→ WHAT IS BEING ASKED: Tally the lines in these records that hold the string "title", and reply with the number alone.

[[ EXERCISE DATA open ]]

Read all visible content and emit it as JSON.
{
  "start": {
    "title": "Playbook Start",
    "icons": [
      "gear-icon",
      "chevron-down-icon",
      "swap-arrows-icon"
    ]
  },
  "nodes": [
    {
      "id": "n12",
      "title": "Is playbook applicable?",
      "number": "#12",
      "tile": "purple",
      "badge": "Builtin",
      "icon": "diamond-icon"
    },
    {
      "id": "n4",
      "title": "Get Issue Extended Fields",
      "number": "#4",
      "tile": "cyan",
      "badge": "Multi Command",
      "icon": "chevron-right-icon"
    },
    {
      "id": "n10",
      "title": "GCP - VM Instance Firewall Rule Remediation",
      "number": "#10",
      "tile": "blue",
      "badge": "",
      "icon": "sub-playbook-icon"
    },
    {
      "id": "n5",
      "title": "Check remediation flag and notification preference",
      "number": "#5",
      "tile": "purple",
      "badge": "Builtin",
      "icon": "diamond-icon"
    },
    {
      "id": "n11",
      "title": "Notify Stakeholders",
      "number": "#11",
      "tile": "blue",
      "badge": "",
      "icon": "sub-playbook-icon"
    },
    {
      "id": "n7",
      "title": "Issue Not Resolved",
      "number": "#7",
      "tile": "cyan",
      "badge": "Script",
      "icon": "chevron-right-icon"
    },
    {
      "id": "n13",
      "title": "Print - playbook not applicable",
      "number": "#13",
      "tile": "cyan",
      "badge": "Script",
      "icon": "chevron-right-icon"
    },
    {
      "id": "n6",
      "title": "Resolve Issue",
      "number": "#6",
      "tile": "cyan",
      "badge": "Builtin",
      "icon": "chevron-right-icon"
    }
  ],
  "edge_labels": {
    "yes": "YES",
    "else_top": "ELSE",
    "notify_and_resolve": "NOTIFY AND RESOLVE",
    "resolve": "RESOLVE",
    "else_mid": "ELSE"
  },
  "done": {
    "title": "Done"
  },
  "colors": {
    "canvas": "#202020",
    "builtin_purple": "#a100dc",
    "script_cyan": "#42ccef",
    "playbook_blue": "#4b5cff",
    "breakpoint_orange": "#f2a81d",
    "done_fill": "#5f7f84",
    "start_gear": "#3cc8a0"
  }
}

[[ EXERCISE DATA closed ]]

→ TASK ANSWER: 10